SUPPLIED DATA ▸
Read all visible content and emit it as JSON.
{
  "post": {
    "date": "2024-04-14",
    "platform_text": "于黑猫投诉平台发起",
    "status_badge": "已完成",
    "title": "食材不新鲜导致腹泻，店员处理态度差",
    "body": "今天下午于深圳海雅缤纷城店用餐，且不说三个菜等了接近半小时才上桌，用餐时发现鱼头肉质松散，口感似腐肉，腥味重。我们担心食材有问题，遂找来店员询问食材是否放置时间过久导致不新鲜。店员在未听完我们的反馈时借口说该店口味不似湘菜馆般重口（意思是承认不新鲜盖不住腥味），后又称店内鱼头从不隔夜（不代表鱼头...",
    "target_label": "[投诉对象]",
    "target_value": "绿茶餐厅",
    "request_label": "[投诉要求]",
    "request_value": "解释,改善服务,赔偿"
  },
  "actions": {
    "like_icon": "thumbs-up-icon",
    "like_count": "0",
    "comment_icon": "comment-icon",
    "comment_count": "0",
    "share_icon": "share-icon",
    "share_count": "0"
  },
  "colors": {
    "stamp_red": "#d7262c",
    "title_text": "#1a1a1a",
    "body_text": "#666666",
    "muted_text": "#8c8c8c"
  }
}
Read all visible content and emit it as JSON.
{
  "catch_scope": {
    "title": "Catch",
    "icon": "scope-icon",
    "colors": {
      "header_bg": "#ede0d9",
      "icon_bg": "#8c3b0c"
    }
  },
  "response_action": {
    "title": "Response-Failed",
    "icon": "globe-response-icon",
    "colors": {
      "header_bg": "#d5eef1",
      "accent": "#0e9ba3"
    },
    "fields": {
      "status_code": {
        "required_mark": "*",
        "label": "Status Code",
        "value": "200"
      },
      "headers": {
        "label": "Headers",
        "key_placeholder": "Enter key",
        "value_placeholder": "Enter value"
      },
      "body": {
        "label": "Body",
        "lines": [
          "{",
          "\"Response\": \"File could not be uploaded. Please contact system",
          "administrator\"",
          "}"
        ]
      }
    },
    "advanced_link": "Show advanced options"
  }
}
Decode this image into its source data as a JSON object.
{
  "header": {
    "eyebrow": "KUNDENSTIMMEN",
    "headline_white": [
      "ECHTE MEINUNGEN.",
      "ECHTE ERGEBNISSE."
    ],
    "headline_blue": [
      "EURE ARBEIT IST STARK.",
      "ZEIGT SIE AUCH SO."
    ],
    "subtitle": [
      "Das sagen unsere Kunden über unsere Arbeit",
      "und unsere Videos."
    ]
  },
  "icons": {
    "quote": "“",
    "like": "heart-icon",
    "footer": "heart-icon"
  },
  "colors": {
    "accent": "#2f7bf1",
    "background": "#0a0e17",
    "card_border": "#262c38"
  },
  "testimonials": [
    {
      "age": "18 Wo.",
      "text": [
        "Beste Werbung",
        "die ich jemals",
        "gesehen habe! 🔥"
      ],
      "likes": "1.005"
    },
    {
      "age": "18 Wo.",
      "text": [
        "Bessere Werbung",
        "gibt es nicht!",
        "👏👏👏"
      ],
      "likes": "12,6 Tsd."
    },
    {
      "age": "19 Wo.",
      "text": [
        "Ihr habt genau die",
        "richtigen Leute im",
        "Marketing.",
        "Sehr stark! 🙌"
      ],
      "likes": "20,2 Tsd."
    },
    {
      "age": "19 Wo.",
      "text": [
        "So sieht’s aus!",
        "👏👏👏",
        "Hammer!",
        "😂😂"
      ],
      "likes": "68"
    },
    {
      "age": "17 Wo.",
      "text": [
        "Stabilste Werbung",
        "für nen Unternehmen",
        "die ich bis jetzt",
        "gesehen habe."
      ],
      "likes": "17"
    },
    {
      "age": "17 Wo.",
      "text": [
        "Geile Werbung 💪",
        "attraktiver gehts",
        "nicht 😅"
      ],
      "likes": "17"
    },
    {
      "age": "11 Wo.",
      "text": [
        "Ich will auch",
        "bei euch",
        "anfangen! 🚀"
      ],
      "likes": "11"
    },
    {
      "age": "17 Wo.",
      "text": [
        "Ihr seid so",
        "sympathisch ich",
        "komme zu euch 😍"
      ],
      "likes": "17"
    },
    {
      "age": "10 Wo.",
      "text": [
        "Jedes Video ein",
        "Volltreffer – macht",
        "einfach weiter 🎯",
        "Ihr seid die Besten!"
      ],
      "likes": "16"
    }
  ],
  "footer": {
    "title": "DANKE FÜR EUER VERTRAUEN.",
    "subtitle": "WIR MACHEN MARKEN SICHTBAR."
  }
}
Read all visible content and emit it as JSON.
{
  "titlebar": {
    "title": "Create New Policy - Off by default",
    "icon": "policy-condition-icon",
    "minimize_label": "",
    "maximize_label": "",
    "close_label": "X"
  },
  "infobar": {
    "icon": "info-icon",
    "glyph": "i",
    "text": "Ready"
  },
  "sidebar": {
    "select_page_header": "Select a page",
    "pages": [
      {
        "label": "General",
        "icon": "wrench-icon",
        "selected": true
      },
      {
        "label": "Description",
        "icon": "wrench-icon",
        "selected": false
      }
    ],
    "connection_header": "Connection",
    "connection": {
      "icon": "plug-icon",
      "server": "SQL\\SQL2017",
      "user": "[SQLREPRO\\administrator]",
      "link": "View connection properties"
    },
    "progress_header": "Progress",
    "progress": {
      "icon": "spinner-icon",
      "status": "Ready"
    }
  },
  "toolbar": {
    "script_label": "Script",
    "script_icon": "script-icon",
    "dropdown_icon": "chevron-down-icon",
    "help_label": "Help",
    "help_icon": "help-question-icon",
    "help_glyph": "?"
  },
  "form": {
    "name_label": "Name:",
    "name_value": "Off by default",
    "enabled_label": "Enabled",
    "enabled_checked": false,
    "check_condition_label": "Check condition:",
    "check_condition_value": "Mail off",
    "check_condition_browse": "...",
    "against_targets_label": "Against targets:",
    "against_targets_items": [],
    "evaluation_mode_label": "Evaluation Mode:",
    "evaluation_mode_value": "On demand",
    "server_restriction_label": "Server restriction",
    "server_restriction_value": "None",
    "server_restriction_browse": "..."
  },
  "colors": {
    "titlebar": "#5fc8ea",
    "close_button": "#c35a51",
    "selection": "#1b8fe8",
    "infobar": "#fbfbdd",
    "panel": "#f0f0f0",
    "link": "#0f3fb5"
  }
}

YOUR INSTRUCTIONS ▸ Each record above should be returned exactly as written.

ANSWER TO THIS PROBLEM ▸
Read all visible content and emit it as JSON.
{
  "post": {
    "date": "2024-04-14",
    "platform_text": "于黑猫投诉平台发起",
    "status_badge": "已完成",
    "title": "食材不新鲜导致腹泻，店员处理态度差",
    "body": "今天下午于深圳海雅缤纷城店用餐，且不说三个菜等了接近半小时才上桌，用餐时发现鱼头肉质松散，口感似腐肉，腥味重。我们担心食材有问题，遂找来店员询问食材是否放置时间过久导致不新鲜。店员在未听完我们的反馈时借口说该店口味不似湘菜馆般重口（意思是承认不新鲜盖不住腥味），后又称店内鱼头从不隔夜（不代表鱼头...",
    "target_label": "[投诉对象]",
    "target_value": "绿茶餐厅",
    "request_label": "[投诉要求]",
    "request_value": "解释,改善服务,赔偿"
  },
  "actions": {
    "like_icon": "thumbs-up-icon",
    "like_count": "0",
    "comment_icon": "comment-icon",
    "comment_count": "0",
    "share_icon": "share-icon",
    "share_count": "0"
  },
  "colors": {
    "stamp_red": "#d7262c",
    "title_text": "#1a1a1a",
    "body_text": "#666666",
    "muted_text": "#8c8c8c"
  }
}
Read all visible content and emit it as JSON.
{
  "catch_scope": {
    "title": "Catch",
    "icon": "scope-icon",
    "colors": {
      "header_bg": "#ede0d9",
      "icon_bg": "#8c3b0c"
    }
  },
  "response_action": {
    "title": "Response-Failed",
    "icon": "globe-response-icon",
    "colors": {
      "header_bg": "#d5eef1",
      "accent": "#0e9ba3"
    },
    "fields": {
      "status_code": {
        "required_mark": "*",
        "label": "Status Code",
        "value": "200"
      },
      "headers": {
        "label": "Headers",
        "key_placeholder": "Enter key",
        "value_placeholder": "Enter value"
      },
      "body": {
        "label": "Body",
        "lines": [
          "{",
          "\"Response\": \"File could not be uploaded. Please contact system",
          "administrator\"",
          "}"
        ]
      }
    },
    "advanced_link": "Show advanced options"
  }
}
Decode this image into its source data as a JSON object.
{
  "header": {
    "eyebrow": "KUNDENSTIMMEN",
    "headline_white": [
      "ECHTE MEINUNGEN.",
      "ECHTE ERGEBNISSE."
    ],
    "headline_blue": [
      "EURE ARBEIT IST STARK.",
      "ZEIGT SIE AUCH SO."
    ],
    "subtitle": [
      "Das sagen unsere Kunden über unsere Arbeit",
      "und unsere Videos."
    ]
  },
  "icons": {
    "quote": "“",
    "like": "heart-icon",
    "footer": "heart-icon"
  },
  "colors": {
    "accent": "#2f7bf1",
    "background": "#0a0e17",
    "card_border": "#262c38"
  },
  "testimonials": [
    {
      "age": "18 Wo.",
      "text": [
        "Beste Werbung",
        "die ich jemals",
        "gesehen habe! 🔥"
      ],
      "likes": "1.005"
    },
    {
      "age": "18 Wo.",
      "text": [
        "Bessere Werbung",
        "gibt es nicht!",
        "👏👏👏"
      ],
      "likes": "12,6 Tsd."
    },
    {
      "age": "19 Wo.",
      "text": [
        "Ihr habt genau die",
        "richtigen Leute im",
        "Marketing.",
        "Sehr stark! 🙌"
      ],
      "likes": "20,2 Tsd."
    },
    {
      "age": "19 Wo.",
      "text": [
        "So sieht’s aus!",
        "👏👏👏",
        "Hammer!",
        "😂😂"
      ],
      "likes": "68"
    },
    {
      "age": "17 Wo.",
      "text": [
        "Stabilste Werbung",
        "für nen Unternehmen",
        "die ich bis jetzt",
        "gesehen habe."
      ],
      "likes": "17"
    },
    {
      "age": "17 Wo.",
      "text": [
        "Geile Werbung 💪",
        "attraktiver gehts",
        "nicht 😅"
      ],
      "likes": "17"
    },
    {
      "age": "11 Wo.",
      "text": [
        "Ich will auch",
        "bei euch",
        "anfangen! 🚀"
      ],
      "likes": "11"
    },
    {
      "age": "17 Wo.",
      "text": [
        "Ihr seid so",
        "sympathisch ich",
        "komme zu euch 😍"
      ],
      "likes": "17"
    },
    {
      "age": "10 Wo.",
      "text": [
        "Jedes Video ein",
        "Volltreffer – macht",
        "einfach weiter 🎯",
        "Ihr seid die Besten!"
      ],
      "likes": "16"
    }
  ],
  "footer": {
    "title": "DANKE FÜR EUER VERTRAUEN.",
    "subtitle": "WIR MACHEN MARKEN SICHTBAR."
  }
}
Read all visible content and emit it as JSON.
{
  "titlebar": {
    "title": "Create New Policy - Off by default",
    "icon": "policy-condition-icon",
    "minimize_label": "",
    "maximize_label": "",
    "close_label": "X"
  },
  "infobar": {
    "icon": "info-icon",
    "glyph": "i",
    "text": "Ready"
  },
  "sidebar": {
    "select_page_header": "Select a page",
    "pages": [
      {
        "label": "General",
        "icon": "wrench-icon",
        "selected": true
      },
      {
        "label": "Description",
        "icon": "wrench-icon",
        "selected": false
      }
    ],
    "connection_header": "Connection",
    "connection": {
      "icon": "plug-icon",
      "server": "SQL\\SQL2017",
      "user": "[SQLREPRO\\administrator]",
      "link": "View connection properties"
    },
    "progress_header": "Progress",
    "progress": {
      "icon": "spinner-icon",
      "status": "Ready"
    }
  },
  "toolbar": {
    "script_label": "Script",
    "script_icon": "script-icon",
    "dropdown_icon": "chevron-down-icon",
    "help_label": "Help",
    "help_icon": "help-question-icon",
    "help_glyph": "?"
  },
  "form": {
    "name_label": "Name:",
    "name_value": "Off by default",
    "enabled_label": "Enabled",
    "enabled_checked": false,
    "check_condition_label": "Check condition:",
    "check_condition_value": "Mail off",
    "check_condition_browse": "...",
    "against_targets_label": "Against targets:",
    "against_targets_items": [],
    "evaluation_mode_label": "Evaluation Mode:",
    "evaluation_mode_value": "On demand",
    "server_restriction_label": "Server restriction",
    "server_restriction_value": "None",
    "server_restriction_browse": "..."
  },
  "colors": {
    "titlebar": "#5fc8ea",
    "close_button": "#c35a51",
    "selection": "#1b8fe8",
    "infobar": "#fbfbdd",
    "panel": "#f0f0f0",
    "link": "#0f3fb5"
  }
}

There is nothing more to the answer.